→ **WORK ORDER**:
In the listing that follows, count the lines holding the word "JSON" and report only that number.

→ **PROVIDED RECORDS**:

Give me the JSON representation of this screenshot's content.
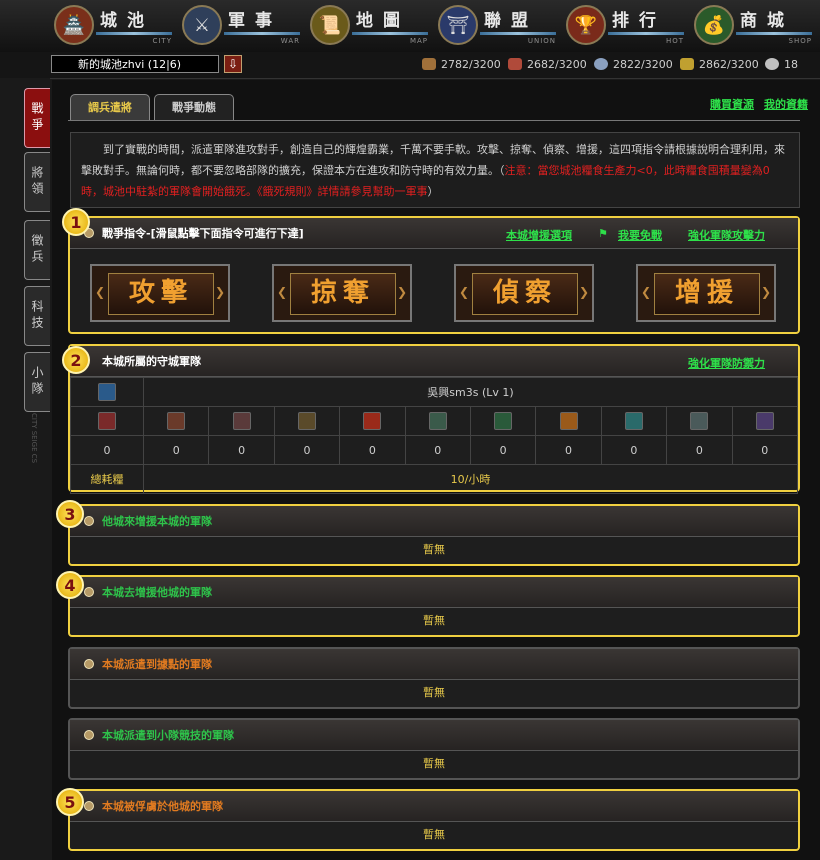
{
  "nav": [
    {
      "title": "城池",
      "sub": "CITY",
      "icon": "castle-icon",
      "glyph": "🏯",
      "color": "#7a2f1a"
    },
    {
      "title": "軍事",
      "sub": "WAR",
      "icon": "crossed-swords-icon",
      "glyph": "⚔",
      "color": "#2f3f5a"
    },
    {
      "title": "地圖",
      "sub": "MAP",
      "icon": "scroll-map-icon",
      "glyph": "📜",
      "color": "#6a5a1a"
    },
    {
      "title": "聯盟",
      "sub": "UNION",
      "icon": "alliance-icon",
      "glyph": "⛩",
      "color": "#2a3a6a"
    },
    {
      "title": "排行",
      "sub": "HOT",
      "icon": "ranking-banner-icon",
      "glyph": "🏆",
      "color": "#7a2a1a"
    },
    {
      "title": "商城",
      "sub": "SHOP",
      "icon": "treasure-chest-icon",
      "glyph": "💰",
      "color": "#2a5a2a"
    }
  ],
  "city": {
    "name": "新的城池zhvi (12|6)",
    "button": "⇩"
  },
  "resources": [
    {
      "icon": "wood-icon",
      "value": "2782/3200",
      "color": "#a0703a"
    },
    {
      "icon": "brick-icon",
      "value": "2682/3200",
      "color": "#b04a3a"
    },
    {
      "icon": "ore-icon",
      "value": "2822/3200",
      "color": "#8aa0c0"
    },
    {
      "icon": "grain-icon",
      "value": "2862/3200",
      "color": "#c0a030"
    },
    {
      "icon": "population-icon",
      "value": "18",
      "color": "#c0c0c0"
    }
  ],
  "side_tabs": [
    "戰爭",
    "將領",
    "徵兵",
    "科技",
    "小隊"
  ],
  "side_watermark": "CITY SEIGE CS",
  "tabs": {
    "active": "調兵遣將",
    "idle": "戰爭動態"
  },
  "top_links": [
    "購買資源",
    "我的資籍"
  ],
  "intro": {
    "text": "到了實戰的時間，派遣軍隊進攻對手，創造自己的輝煌霸業，千萬不要手軟。攻擊、掠奪、偵察、增援，這四項指令請根據說明合理利用，來擊敗對手。無論何時，都不要忽略部隊的擴充，保證本方在進攻和防守時的有效力量。（",
    "warning": "注意：當您城池糧食生產力<0，此時糧食囤積量變為0時，城池中駐紮的軍隊會開始餓死。《餓死規則》詳情請參見幫助一軍事",
    "tail": "）"
  },
  "command_panel": {
    "title": "戰爭指令-[滑鼠點擊下面指令可進行下達]",
    "links": [
      "本城增援選項",
      "我要免戰",
      "強化軍隊攻擊力"
    ],
    "buttons": [
      "攻擊",
      "掠奪",
      "偵察",
      "增援"
    ]
  },
  "garrison": {
    "title": "本城所屬的守城軍隊",
    "link": "強化軍隊防禦力",
    "general": "吳興sm3s (Lv 1)",
    "units": [
      {
        "icon": "spearman-icon",
        "count": "0",
        "color": "#7a2a2a"
      },
      {
        "icon": "swordsman-icon",
        "count": "0",
        "color": "#6a3a2a"
      },
      {
        "icon": "archer-icon",
        "count": "0",
        "color": "#5a3a3a"
      },
      {
        "icon": "axeman-icon",
        "count": "0",
        "color": "#5a4a2a"
      },
      {
        "icon": "cavalry-icon",
        "count": "0",
        "color": "#9a2a1a"
      },
      {
        "icon": "knight-icon",
        "count": "0",
        "color": "#3a5a4a"
      },
      {
        "icon": "scout-icon",
        "count": "0",
        "color": "#2a5a3a"
      },
      {
        "icon": "catapult-icon",
        "count": "0",
        "color": "#9a5a1a"
      },
      {
        "icon": "ballista-icon",
        "count": "0",
        "color": "#2a6a6a"
      },
      {
        "icon": "siege-tower-icon",
        "count": "0",
        "color": "#4a5a5a"
      },
      {
        "icon": "militia-icon",
        "count": "0",
        "color": "#4a3a6a"
      }
    ],
    "upkeep_label": "總耗糧",
    "upkeep_value": "10/小時"
  },
  "sections": [
    {
      "badge": "3",
      "title": "他城來增援本城的軍隊",
      "title_color": "#2ec24a",
      "empty": "暫無",
      "highlight": true
    },
    {
      "badge": "4",
      "title": "本城去增援他城的軍隊",
      "title_color": "#2ec24a",
      "empty": "暫無",
      "highlight": true
    },
    {
      "badge": "",
      "title": "本城派遣到據點的軍隊",
      "title_color": "#e07a20",
      "empty": "暫無",
      "highlight": false
    },
    {
      "badge": "",
      "title": "本城派遣到小隊競技的軍隊",
      "title_color": "#2ec24a",
      "empty": "暫無",
      "highlight": false
    },
    {
      "badge": "5",
      "title": "本城被俘虜於他城的軍隊",
      "title_color": "#e07a20",
      "empty": "暫無",
      "highlight": true
    }
  ],
  "badges": {
    "one": "1",
    "two": "2"
  }
}
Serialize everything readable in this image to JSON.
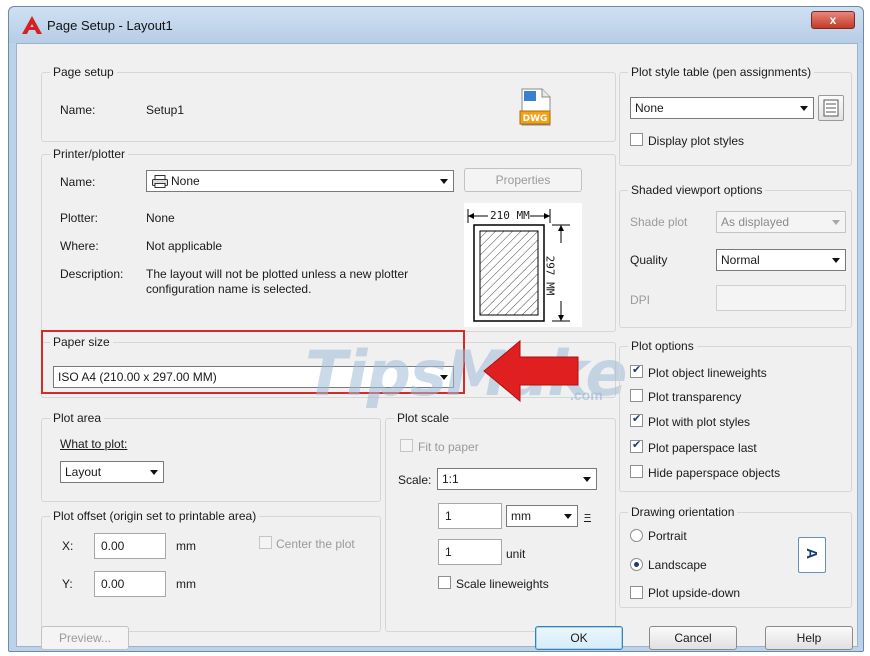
{
  "window": {
    "title": "Page Setup - Layout1",
    "close_label": "x"
  },
  "page_setup": {
    "group_title": "Page setup",
    "name_label": "Name:",
    "name_value": "Setup1",
    "file_icon_label": "DWG"
  },
  "printer": {
    "group_title": "Printer/plotter",
    "name_label": "Name:",
    "name_value": "None",
    "properties_label": "Properties",
    "plotter_label": "Plotter:",
    "plotter_value": "None",
    "where_label": "Where:",
    "where_value": "Not applicable",
    "description_label": "Description:",
    "description_line1": "The layout will not be plotted unless a new plotter",
    "description_line2": "configuration name is selected.",
    "preview_width": "210 MM",
    "preview_height": "297 MM"
  },
  "paper_size": {
    "group_title": "Paper size",
    "value": "ISO A4 (210.00 x 297.00 MM)"
  },
  "plot_area": {
    "group_title": "Plot area",
    "what_label": "What to plot:",
    "what_value": "Layout"
  },
  "plot_offset": {
    "group_title": "Plot offset (origin set to printable area)",
    "x_label": "X:",
    "x_value": "0.00",
    "x_unit": "mm",
    "y_label": "Y:",
    "y_value": "0.00",
    "y_unit": "mm",
    "center_label": "Center the plot"
  },
  "plot_scale": {
    "group_title": "Plot scale",
    "fit_label": "Fit to paper",
    "scale_label": "Scale:",
    "scale_value": "1:1",
    "num1": "1",
    "unit1": "mm",
    "equals": "=",
    "num2": "1",
    "unit2": "unit",
    "lineweights_label": "Scale lineweights"
  },
  "plot_style": {
    "group_title": "Plot style table (pen assignments)",
    "value": "None",
    "display_label": "Display plot styles"
  },
  "shaded": {
    "group_title": "Shaded viewport options",
    "shade_label": "Shade plot",
    "shade_value": "As displayed",
    "quality_label": "Quality",
    "quality_value": "Normal",
    "dpi_label": "DPI"
  },
  "plot_options": {
    "group_title": "Plot options",
    "items": [
      {
        "label": "Plot object lineweights",
        "checked": true
      },
      {
        "label": "Plot transparency",
        "checked": false
      },
      {
        "label": "Plot with plot styles",
        "checked": true
      },
      {
        "label": "Plot paperspace last",
        "checked": true
      },
      {
        "label": "Hide paperspace objects",
        "checked": false
      }
    ]
  },
  "orientation": {
    "group_title": "Drawing orientation",
    "portrait_label": "Portrait",
    "landscape_label": "Landscape",
    "upside_label": "Plot upside-down",
    "selected": "Landscape",
    "icon_glyph": "A"
  },
  "buttons": {
    "preview": "Preview...",
    "ok": "OK",
    "cancel": "Cancel",
    "help": "Help"
  },
  "watermark": {
    "text": "TipsMake",
    "suffix": ".com"
  },
  "colors": {
    "highlight": "#d62b2b",
    "arrow": "#e02020",
    "title_bg": "#bcd2ea"
  }
}
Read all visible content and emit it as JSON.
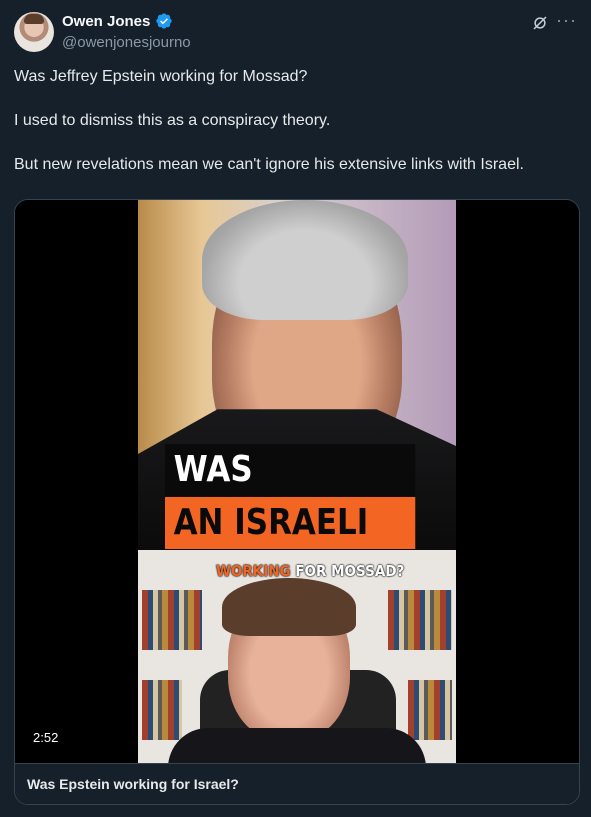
{
  "author": {
    "name": "Owen Jones",
    "handle": "@owenjonesjourno",
    "verified": true,
    "verified_color": "#1d9bf0"
  },
  "actions": {
    "grok_icon": "grok-icon",
    "more_icon": "more-icon",
    "more_label": "···"
  },
  "tweet": {
    "paragraphs": [
      "Was Jeffrey Epstein working for Mossad?",
      "I used to dismiss this as a conspiracy theory.",
      "But new revelations mean we can't ignore his extensive links with Israel."
    ]
  },
  "video": {
    "overlay_line1": "WAS EPSTEIN",
    "overlay_line2": "AN ISRAELI SPY?",
    "caption_highlight": "WORKING",
    "caption_rest": " FOR MOSSAD?",
    "duration": "2:52",
    "accent_color": "#f26522"
  },
  "card": {
    "title": "Was Epstein working for Israel?"
  },
  "colors": {
    "background": "#15202b",
    "text": "#e7e9ea",
    "secondary": "#8b98a5",
    "border": "#38444d"
  }
}
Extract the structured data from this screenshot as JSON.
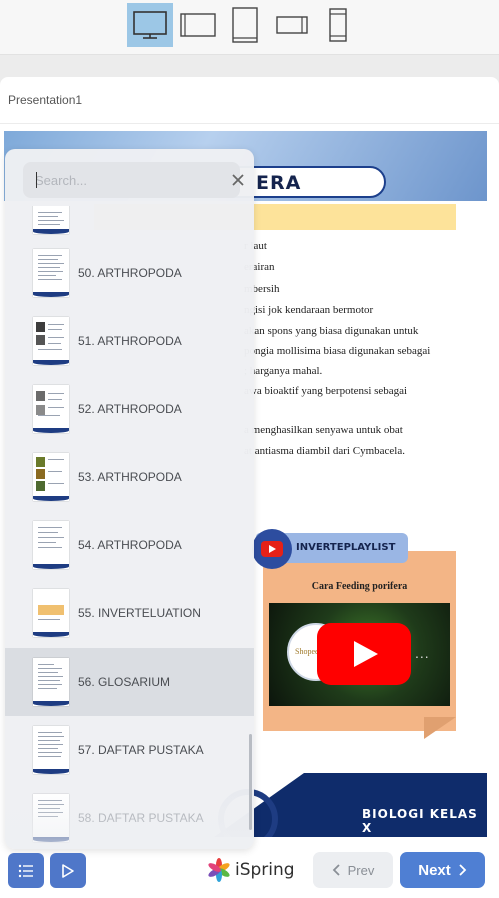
{
  "device_bar": {
    "devices": [
      {
        "icon": "desktop-monitor-icon",
        "active": true
      },
      {
        "icon": "tablet-landscape-icon",
        "active": false
      },
      {
        "icon": "tablet-portrait-icon",
        "active": false
      },
      {
        "icon": "phone-landscape-icon",
        "active": false
      },
      {
        "icon": "phone-portrait-icon",
        "active": false
      }
    ],
    "active_color": "#9cc7e6"
  },
  "presentation": {
    "title": "Presentation1"
  },
  "slide": {
    "heading": "ERA",
    "body_lines": [
      "r laut",
      "erairan",
      "mbersih",
      "ngisi jok kendaraan bermotor",
      "akan spons yang biasa digunakan untuk",
      "pongia mollisima biasa digunakan sebagai",
      "; harganya mahal.",
      "awa bioaktif yang berpotensi sebagai",
      "",
      "a menghasilkan senyawa untuk obat",
      "at antiasma diambil dari Cymbacela."
    ],
    "playlist_label": "INVERTEPLAYLIST",
    "video_caption": "Cara Feeding porifera",
    "video_logo_text": "Shopee",
    "video_more": "...",
    "footer_label": "BIOLOGI KELAS X",
    "colors": {
      "heading_border": "#1c3f8c",
      "band": "#fde39a",
      "card": "#f3b586",
      "footer": "#0f2c6b",
      "youtube_red": "#ff0000"
    }
  },
  "outline": {
    "search_placeholder": "Search...",
    "search_value": "",
    "items": [
      {
        "label": "",
        "selected": false
      },
      {
        "label": "50. ARTHROPODA",
        "selected": false
      },
      {
        "label": "51. ARTHROPODA",
        "selected": false
      },
      {
        "label": "52. ARTHROPODA",
        "selected": false
      },
      {
        "label": "53. ARTHROPODA",
        "selected": false
      },
      {
        "label": "54. ARTHROPODA",
        "selected": false
      },
      {
        "label": "55. INVERTELUATION",
        "selected": false
      },
      {
        "label": "56. GLOSARIUM",
        "selected": true
      },
      {
        "label": "57. DAFTAR PUSTAKA",
        "selected": false
      },
      {
        "label": "58. DAFTAR PUSTAKA",
        "selected": false
      }
    ]
  },
  "toolbar": {
    "outline_button_icon": "outline-list-icon",
    "play_button_icon": "play-icon",
    "logo_text": "iSpring",
    "prev_label": "Prev",
    "next_label": "Next",
    "accent": "#4f7fd3"
  }
}
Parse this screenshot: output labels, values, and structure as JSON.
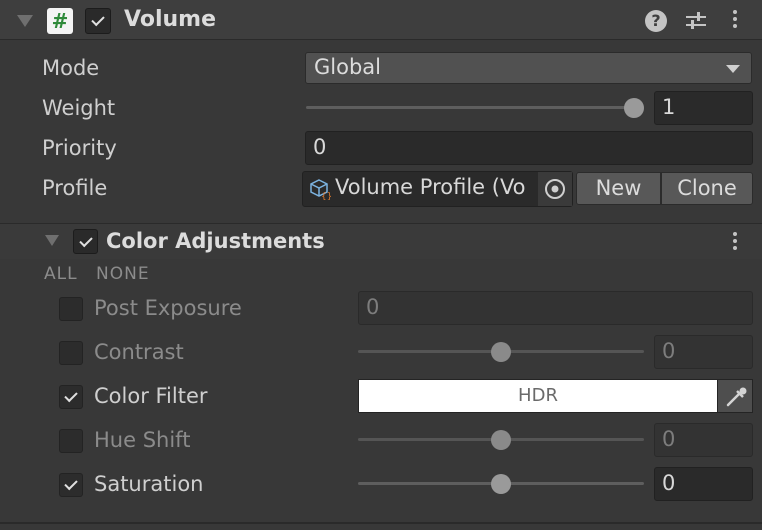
{
  "component": {
    "foldout_icon": "triangle-down-icon",
    "script_icon_glyph": "#",
    "enabled": true,
    "title": "Volume",
    "help_icon_glyph": "?",
    "icons": [
      "help-icon",
      "presets-icon",
      "kebab-menu-icon"
    ]
  },
  "fields": {
    "mode": {
      "label": "Mode",
      "value": "Global"
    },
    "weight": {
      "label": "Weight",
      "value": "1",
      "slider_fraction": 1.0
    },
    "priority": {
      "label": "Priority",
      "value": "0"
    },
    "profile": {
      "label": "Profile",
      "value": "Volume Profile (Vo",
      "new_label": "New",
      "clone_label": "Clone"
    }
  },
  "override": {
    "title": "Color Adjustments",
    "enabled": true,
    "all_label": "ALL",
    "none_label": "NONE",
    "params": [
      {
        "label": "Post Exposure",
        "overridden": false,
        "value": "0"
      },
      {
        "label": "Contrast",
        "overridden": false,
        "value": "0",
        "slider_fraction": 0.5
      },
      {
        "label": "Color Filter",
        "overridden": true,
        "color": "#ffffff",
        "hdr_label": "HDR"
      },
      {
        "label": "Hue Shift",
        "overridden": false,
        "value": "0",
        "slider_fraction": 0.5
      },
      {
        "label": "Saturation",
        "overridden": true,
        "value": "0",
        "slider_fraction": 0.5
      }
    ]
  }
}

→ **ANSWER AREA**:
5